(Extracted data entries)
= Beginning of Section =

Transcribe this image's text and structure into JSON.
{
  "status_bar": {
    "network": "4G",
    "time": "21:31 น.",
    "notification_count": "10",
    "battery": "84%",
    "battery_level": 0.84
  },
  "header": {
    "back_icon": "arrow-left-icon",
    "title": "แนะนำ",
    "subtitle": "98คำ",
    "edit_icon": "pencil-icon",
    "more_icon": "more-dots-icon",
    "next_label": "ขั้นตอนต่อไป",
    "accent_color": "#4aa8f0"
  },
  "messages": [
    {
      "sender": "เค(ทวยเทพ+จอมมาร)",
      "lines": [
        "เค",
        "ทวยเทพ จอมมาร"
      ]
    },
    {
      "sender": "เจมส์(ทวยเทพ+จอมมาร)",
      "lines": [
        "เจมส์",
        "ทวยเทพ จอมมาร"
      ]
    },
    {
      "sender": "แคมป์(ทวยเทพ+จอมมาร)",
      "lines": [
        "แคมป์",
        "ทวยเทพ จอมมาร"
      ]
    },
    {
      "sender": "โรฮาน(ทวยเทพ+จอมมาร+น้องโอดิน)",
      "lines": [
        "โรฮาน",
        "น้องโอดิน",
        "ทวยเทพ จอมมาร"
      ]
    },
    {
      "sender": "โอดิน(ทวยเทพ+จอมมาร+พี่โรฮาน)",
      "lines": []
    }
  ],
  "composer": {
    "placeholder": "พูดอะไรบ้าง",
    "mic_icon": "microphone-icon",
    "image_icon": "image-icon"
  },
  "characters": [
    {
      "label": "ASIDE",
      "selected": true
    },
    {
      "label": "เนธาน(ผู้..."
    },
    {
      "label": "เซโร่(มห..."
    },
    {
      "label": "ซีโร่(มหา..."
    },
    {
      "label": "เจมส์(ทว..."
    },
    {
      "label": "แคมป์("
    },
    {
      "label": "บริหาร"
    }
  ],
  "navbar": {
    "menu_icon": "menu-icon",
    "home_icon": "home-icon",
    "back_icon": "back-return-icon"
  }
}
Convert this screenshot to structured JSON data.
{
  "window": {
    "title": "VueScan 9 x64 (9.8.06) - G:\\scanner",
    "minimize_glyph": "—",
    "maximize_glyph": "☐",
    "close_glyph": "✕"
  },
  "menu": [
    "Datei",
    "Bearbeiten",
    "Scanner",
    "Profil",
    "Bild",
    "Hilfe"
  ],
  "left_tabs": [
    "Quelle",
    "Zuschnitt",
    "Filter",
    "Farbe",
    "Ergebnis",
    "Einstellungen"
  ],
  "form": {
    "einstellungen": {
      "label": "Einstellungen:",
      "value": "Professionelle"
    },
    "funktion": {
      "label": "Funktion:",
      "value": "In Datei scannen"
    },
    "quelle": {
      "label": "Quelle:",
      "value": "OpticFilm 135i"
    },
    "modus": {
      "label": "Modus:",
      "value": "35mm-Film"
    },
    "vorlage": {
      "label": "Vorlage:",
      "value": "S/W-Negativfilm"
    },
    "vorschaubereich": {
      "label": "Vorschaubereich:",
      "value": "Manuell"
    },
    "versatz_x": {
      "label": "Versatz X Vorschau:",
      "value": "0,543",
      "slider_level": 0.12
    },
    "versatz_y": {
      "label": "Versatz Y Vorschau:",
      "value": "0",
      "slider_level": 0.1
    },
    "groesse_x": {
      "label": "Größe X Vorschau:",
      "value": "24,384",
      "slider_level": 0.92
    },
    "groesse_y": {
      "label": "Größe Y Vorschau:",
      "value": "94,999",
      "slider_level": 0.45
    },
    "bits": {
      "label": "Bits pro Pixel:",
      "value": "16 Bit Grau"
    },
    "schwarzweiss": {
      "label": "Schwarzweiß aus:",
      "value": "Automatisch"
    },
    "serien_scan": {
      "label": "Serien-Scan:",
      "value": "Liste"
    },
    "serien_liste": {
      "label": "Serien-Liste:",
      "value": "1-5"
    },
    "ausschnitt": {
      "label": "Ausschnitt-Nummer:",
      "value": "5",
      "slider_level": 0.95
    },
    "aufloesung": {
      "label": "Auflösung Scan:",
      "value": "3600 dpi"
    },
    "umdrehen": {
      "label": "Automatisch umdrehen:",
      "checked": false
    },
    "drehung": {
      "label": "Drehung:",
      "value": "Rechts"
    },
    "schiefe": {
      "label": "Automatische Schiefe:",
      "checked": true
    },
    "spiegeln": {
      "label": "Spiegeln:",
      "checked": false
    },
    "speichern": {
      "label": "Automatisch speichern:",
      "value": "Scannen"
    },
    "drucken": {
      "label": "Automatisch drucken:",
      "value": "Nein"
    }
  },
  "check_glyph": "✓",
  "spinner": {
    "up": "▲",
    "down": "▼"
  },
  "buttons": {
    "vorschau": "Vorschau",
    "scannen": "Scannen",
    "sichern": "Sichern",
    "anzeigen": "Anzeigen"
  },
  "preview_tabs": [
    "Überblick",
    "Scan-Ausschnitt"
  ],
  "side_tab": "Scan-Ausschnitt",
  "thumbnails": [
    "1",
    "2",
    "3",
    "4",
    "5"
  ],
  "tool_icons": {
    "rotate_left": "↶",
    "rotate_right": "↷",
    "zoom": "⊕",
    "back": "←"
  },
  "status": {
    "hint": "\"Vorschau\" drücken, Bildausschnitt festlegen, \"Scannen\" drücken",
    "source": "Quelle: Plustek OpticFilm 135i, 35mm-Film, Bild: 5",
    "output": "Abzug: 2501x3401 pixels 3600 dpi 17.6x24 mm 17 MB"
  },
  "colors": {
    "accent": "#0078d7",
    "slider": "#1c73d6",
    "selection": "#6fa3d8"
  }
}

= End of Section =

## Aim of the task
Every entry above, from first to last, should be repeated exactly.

## Exercise response
Transcribe this image's text and structure into JSON.
{
  "status_bar": {
    "network": "4G",
    "time": "21:31 น.",
    "notification_count": "10",
    "battery": "84%",
    "battery_level": 0.84
  },
  "header": {
    "back_icon": "arrow-left-icon",
    "title": "แนะนำ",
    "subtitle": "98คำ",
    "edit_icon": "pencil-icon",
    "more_icon": "more-dots-icon",
    "next_label": "ขั้นตอนต่อไป",
    "accent_color": "#4aa8f0"
  },
  "messages": [
    {
      "sender": "เค(ทวยเทพ+จอมมาร)",
      "lines": [
        "เค",
        "ทวยเทพ จอมมาร"
      ]
    },
    {
      "sender": "เจมส์(ทวยเทพ+จอมมาร)",
      "lines": [
        "เจมส์",
        "ทวยเทพ จอมมาร"
      ]
    },
    {
      "sender": "แคมป์(ทวยเทพ+จอมมาร)",
      "lines": [
        "แคมป์",
        "ทวยเทพ จอมมาร"
      ]
    },
    {
      "sender": "โรฮาน(ทวยเทพ+จอมมาร+น้องโอดิน)",
      "lines": [
        "โรฮาน",
        "น้องโอดิน",
        "ทวยเทพ จอมมาร"
      ]
    },
    {
      "sender": "โอดิน(ทวยเทพ+จอมมาร+พี่โรฮาน)",
      "lines": []
    }
  ],
  "composer": {
    "placeholder": "พูดอะไรบ้าง",
    "mic_icon": "microphone-icon",
    "image_icon": "image-icon"
  },
  "characters": [
    {
      "label": "ASIDE",
      "selected": true
    },
    {
      "label": "เนธาน(ผู้..."
    },
    {
      "label": "เซโร่(มห..."
    },
    {
      "label": "ซีโร่(มหา..."
    },
    {
      "label": "เจมส์(ทว..."
    },
    {
      "label": "แคมป์("
    },
    {
      "label": "บริหาร"
    }
  ],
  "navbar": {
    "menu_icon": "menu-icon",
    "home_icon": "home-icon",
    "back_icon": "back-return-icon"
  }
}
Convert this screenshot to structured JSON data.
{
  "window": {
    "title": "VueScan 9 x64 (9.8.06) - G:\\scanner",
    "minimize_glyph": "—",
    "maximize_glyph": "☐",
    "close_glyph": "✕"
  },
  "menu": [
    "Datei",
    "Bearbeiten",
    "Scanner",
    "Profil",
    "Bild",
    "Hilfe"
  ],
  "left_tabs": [
    "Quelle",
    "Zuschnitt",
    "Filter",
    "Farbe",
    "Ergebnis",
    "Einstellungen"
  ],
  "form": {
    "einstellungen": {
      "label": "Einstellungen:",
      "value": "Professionelle"
    },
    "funktion": {
      "label": "Funktion:",
      "value": "In Datei scannen"
    },
    "quelle": {
      "label": "Quelle:",
      "value": "OpticFilm 135i"
    },
    "modus": {
      "label": "Modus:",
      "value": "35mm-Film"
    },
    "vorlage": {
      "label": "Vorlage:",
      "value": "S/W-Negativfilm"
    },
    "vorschaubereich": {
      "label": "Vorschaubereich:",
      "value": "Manuell"
    },
    "versatz_x": {
      "label": "Versatz X Vorschau:",
      "value": "0,543",
      "slider_level": 0.12
    },
    "versatz_y": {
      "label": "Versatz Y Vorschau:",
      "value": "0",
      "slider_level": 0.1
    },
    "groesse_x": {
      "label": "Größe X Vorschau:",
      "value": "24,384",
      "slider_level": 0.92
    },
    "groesse_y": {
      "label": "Größe Y Vorschau:",
      "value": "94,999",
      "slider_level": 0.45
    },
    "bits": {
      "label": "Bits pro Pixel:",
      "value": "16 Bit Grau"
    },
    "schwarzweiss": {
      "label": "Schwarzweiß aus:",
      "value": "Automatisch"
    },
    "serien_scan": {
      "label": "Serien-Scan:",
      "value": "Liste"
    },
    "serien_liste": {
      "label": "Serien-Liste:",
      "value": "1-5"
    },
    "ausschnitt": {
      "label": "Ausschnitt-Nummer:",
      "value": "5",
      "slider_level": 0.95
    },
    "aufloesung": {
      "label": "Auflösung Scan:",
      "value": "3600 dpi"
    },
    "umdrehen": {
      "label": "Automatisch umdrehen:",
      "checked": false
    },
    "drehung": {
      "label": "Drehung:",
      "value": "Rechts"
    },
    "schiefe": {
      "label": "Automatische Schiefe:",
      "checked": true
    },
    "spiegeln": {
      "label": "Spiegeln:",
      "checked": false
    },
    "speichern": {
      "label": "Automatisch speichern:",
      "value": "Scannen"
    },
    "drucken": {
      "label": "Automatisch drucken:",
      "value": "Nein"
    }
  },
  "check_glyph": "✓",
  "spinner": {
    "up": "▲",
    "down": "▼"
  },
  "buttons": {
    "vorschau": "Vorschau",
    "scannen": "Scannen",
    "sichern": "Sichern",
    "anzeigen": "Anzeigen"
  },
  "preview_tabs": [
    "Überblick",
    "Scan-Ausschnitt"
  ],
  "side_tab": "Scan-Ausschnitt",
  "thumbnails": [
    "1",
    "2",
    "3",
    "4",
    "5"
  ],
  "tool_icons": {
    "rotate_left": "↶",
    "rotate_right": "↷",
    "zoom": "⊕",
    "back": "←"
  },
  "status": {
    "hint": "\"Vorschau\" drücken, Bildausschnitt festlegen, \"Scannen\" drücken",
    "source": "Quelle: Plustek OpticFilm 135i, 35mm-Film, Bild: 5",
    "output": "Abzug: 2501x3401 pixels 3600 dpi 17.6x24 mm 17 MB"
  },
  "colors": {
    "accent": "#0078d7",
    "slider": "#1c73d6",
    "selection": "#6fa3d8"
  }
}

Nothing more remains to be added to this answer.